_Directions_: Given the entries below, copy each of them out exactly.

Top of Entries supplied

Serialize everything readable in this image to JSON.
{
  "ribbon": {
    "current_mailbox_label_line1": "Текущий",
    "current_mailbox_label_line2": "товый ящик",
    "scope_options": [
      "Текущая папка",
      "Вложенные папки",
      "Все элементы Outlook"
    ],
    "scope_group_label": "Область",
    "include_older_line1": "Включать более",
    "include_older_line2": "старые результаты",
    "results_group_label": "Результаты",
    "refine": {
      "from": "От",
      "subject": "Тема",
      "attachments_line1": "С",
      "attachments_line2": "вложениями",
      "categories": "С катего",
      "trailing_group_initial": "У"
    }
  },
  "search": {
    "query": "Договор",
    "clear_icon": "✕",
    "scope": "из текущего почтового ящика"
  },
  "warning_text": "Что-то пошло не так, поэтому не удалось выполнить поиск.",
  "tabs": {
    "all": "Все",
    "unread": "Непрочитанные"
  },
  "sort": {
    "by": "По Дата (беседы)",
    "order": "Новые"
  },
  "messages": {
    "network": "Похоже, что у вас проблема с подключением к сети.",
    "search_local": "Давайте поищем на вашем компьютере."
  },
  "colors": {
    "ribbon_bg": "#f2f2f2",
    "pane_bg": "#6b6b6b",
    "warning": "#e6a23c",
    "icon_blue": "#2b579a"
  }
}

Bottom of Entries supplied

_Exercise response_:
Serialize everything readable in this image to JSON.
{
  "ribbon": {
    "current_mailbox_label_line1": "Текущий",
    "current_mailbox_label_line2": "товый ящик",
    "scope_options": [
      "Текущая папка",
      "Вложенные папки",
      "Все элементы Outlook"
    ],
    "scope_group_label": "Область",
    "include_older_line1": "Включать более",
    "include_older_line2": "старые результаты",
    "results_group_label": "Результаты",
    "refine": {
      "from": "От",
      "subject": "Тема",
      "attachments_line1": "С",
      "attachments_line2": "вложениями",
      "categories": "С катего",
      "trailing_group_initial": "У"
    }
  },
  "search": {
    "query": "Договор",
    "clear_icon": "✕",
    "scope": "из текущего почтового ящика"
  },
  "warning_text": "Что-то пошло не так, поэтому не удалось выполнить поиск.",
  "tabs": {
    "all": "Все",
    "unread": "Непрочитанные"
  },
  "sort": {
    "by": "По Дата (беседы)",
    "order": "Новые"
  },
  "messages": {
    "network": "Похоже, что у вас проблема с подключением к сети.",
    "search_local": "Давайте поищем на вашем компьютере."
  },
  "colors": {
    "ribbon_bg": "#f2f2f2",
    "pane_bg": "#6b6b6b",
    "warning": "#e6a23c",
    "icon_blue": "#2b579a"
  }
}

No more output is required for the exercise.